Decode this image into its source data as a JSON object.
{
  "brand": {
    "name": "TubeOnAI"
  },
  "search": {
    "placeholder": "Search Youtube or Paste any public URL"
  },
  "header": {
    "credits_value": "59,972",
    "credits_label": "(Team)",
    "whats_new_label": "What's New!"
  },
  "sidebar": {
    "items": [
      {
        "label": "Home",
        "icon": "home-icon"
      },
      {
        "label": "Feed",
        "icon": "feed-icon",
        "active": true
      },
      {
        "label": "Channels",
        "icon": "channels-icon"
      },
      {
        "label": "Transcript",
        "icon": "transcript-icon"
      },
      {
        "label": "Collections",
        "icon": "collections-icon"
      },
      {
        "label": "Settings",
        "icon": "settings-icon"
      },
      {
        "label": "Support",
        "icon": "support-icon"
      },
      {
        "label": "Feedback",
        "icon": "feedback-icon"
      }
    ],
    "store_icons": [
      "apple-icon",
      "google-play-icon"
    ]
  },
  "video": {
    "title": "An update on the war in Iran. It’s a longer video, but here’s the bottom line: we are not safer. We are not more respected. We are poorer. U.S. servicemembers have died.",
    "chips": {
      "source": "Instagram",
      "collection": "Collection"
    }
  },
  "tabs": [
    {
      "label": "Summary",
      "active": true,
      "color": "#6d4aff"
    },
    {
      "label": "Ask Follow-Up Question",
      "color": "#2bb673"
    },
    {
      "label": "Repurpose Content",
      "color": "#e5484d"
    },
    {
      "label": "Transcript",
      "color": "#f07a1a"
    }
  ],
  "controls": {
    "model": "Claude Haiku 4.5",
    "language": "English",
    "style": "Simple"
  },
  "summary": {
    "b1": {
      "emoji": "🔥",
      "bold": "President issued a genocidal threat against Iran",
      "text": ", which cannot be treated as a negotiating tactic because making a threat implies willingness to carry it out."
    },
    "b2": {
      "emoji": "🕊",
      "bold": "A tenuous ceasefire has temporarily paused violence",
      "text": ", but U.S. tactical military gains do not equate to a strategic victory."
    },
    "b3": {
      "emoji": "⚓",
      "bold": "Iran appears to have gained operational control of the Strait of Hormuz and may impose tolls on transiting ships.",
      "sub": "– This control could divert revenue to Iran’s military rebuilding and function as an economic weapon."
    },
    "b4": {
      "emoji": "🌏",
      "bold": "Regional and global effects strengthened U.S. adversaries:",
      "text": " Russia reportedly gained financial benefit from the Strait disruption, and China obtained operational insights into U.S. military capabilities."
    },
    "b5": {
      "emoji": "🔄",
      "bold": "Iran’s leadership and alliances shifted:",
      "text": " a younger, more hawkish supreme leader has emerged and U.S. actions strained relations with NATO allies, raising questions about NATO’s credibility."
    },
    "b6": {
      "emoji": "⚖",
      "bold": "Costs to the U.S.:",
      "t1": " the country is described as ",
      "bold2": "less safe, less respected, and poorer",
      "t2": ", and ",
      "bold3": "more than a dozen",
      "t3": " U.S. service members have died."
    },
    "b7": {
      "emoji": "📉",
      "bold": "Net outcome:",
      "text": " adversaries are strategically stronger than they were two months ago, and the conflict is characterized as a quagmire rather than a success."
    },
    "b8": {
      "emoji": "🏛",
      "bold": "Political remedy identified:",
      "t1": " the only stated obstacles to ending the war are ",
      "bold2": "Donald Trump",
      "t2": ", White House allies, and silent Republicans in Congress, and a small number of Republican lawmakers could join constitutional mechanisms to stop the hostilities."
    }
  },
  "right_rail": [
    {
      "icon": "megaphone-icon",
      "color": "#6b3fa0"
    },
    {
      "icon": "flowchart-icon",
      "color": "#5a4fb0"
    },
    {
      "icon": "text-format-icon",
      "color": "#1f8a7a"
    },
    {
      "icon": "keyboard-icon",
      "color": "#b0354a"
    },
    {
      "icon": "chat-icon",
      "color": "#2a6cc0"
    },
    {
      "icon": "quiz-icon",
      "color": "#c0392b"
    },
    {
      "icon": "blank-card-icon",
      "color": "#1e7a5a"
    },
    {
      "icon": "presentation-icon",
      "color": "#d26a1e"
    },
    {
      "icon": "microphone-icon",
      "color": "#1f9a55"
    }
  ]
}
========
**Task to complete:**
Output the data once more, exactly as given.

**Worked solution:**
Decode this image into its source data as a JSON object.
{
  "brand": {
    "name": "TubeOnAI"
  },
  "search": {
    "placeholder": "Search Youtube or Paste any public URL"
  },
  "header": {
    "credits_value": "59,972",
    "credits_label": "(Team)",
    "whats_new_label": "What's New!"
  },
  "sidebar": {
    "items": [
      {
        "label": "Home",
        "icon": "home-icon"
      },
      {
        "label": "Feed",
        "icon": "feed-icon",
        "active": true
      },
      {
        "label": "Channels",
        "icon": "channels-icon"
      },
      {
        "label": "Transcript",
        "icon": "transcript-icon"
      },
      {
        "label": "Collections",
        "icon": "collections-icon"
      },
      {
        "label": "Settings",
        "icon": "settings-icon"
      },
      {
        "label": "Support",
        "icon": "support-icon"
      },
      {
        "label": "Feedback",
        "icon": "feedback-icon"
      }
    ],
    "store_icons": [
      "apple-icon",
      "google-play-icon"
    ]
  },
  "video": {
    "title": "An update on the war in Iran. It’s a longer video, but here’s the bottom line: we are not safer. We are not more respected. We are poorer. U.S. servicemembers have died.",
    "chips": {
      "source": "Instagram",
      "collection": "Collection"
    }
  },
  "tabs": [
    {
      "label": "Summary",
      "active": true,
      "color": "#6d4aff"
    },
    {
      "label": "Ask Follow-Up Question",
      "color": "#2bb673"
    },
    {
      "label": "Repurpose Content",
      "color": "#e5484d"
    },
    {
      "label": "Transcript",
      "color": "#f07a1a"
    }
  ],
  "controls": {
    "model": "Claude Haiku 4.5",
    "language": "English",
    "style": "Simple"
  },
  "summary": {
    "b1": {
      "emoji": "🔥",
      "bold": "President issued a genocidal threat against Iran",
      "text": ", which cannot be treated as a negotiating tactic because making a threat implies willingness to carry it out."
    },
    "b2": {
      "emoji": "🕊",
      "bold": "A tenuous ceasefire has temporarily paused violence",
      "text": ", but U.S. tactical military gains do not equate to a strategic victory."
    },
    "b3": {
      "emoji": "⚓",
      "bold": "Iran appears to have gained operational control of the Strait of Hormuz and may impose tolls on transiting ships.",
      "sub": "– This control could divert revenue to Iran’s military rebuilding and function as an economic weapon."
    },
    "b4": {
      "emoji": "🌏",
      "bold": "Regional and global effects strengthened U.S. adversaries:",
      "text": " Russia reportedly gained financial benefit from the Strait disruption, and China obtained operational insights into U.S. military capabilities."
    },
    "b5": {
      "emoji": "🔄",
      "bold": "Iran’s leadership and alliances shifted:",
      "text": " a younger, more hawkish supreme leader has emerged and U.S. actions strained relations with NATO allies, raising questions about NATO’s credibility."
    },
    "b6": {
      "emoji": "⚖",
      "bold": "Costs to the U.S.:",
      "t1": " the country is described as ",
      "bold2": "less safe, less respected, and poorer",
      "t2": ", and ",
      "bold3": "more than a dozen",
      "t3": " U.S. service members have died."
    },
    "b7": {
      "emoji": "📉",
      "bold": "Net outcome:",
      "text": " adversaries are strategically stronger than they were two months ago, and the conflict is characterized as a quagmire rather than a success."
    },
    "b8": {
      "emoji": "🏛",
      "bold": "Political remedy identified:",
      "t1": " the only stated obstacles to ending the war are ",
      "bold2": "Donald Trump",
      "t2": ", White House allies, and silent Republicans in Congress, and a small number of Republican lawmakers could join constitutional mechanisms to stop the hostilities."
    }
  },
  "right_rail": [
    {
      "icon": "megaphone-icon",
      "color": "#6b3fa0"
    },
    {
      "icon": "flowchart-icon",
      "color": "#5a4fb0"
    },
    {
      "icon": "text-format-icon",
      "color": "#1f8a7a"
    },
    {
      "icon": "keyboard-icon",
      "color": "#b0354a"
    },
    {
      "icon": "chat-icon",
      "color": "#2a6cc0"
    },
    {
      "icon": "quiz-icon",
      "color": "#c0392b"
    },
    {
      "icon": "blank-card-icon",
      "color": "#1e7a5a"
    },
    {
      "icon": "presentation-icon",
      "color": "#d26a1e"
    },
    {
      "icon": "microphone-icon",
      "color": "#1f9a55"
    }
  ]
}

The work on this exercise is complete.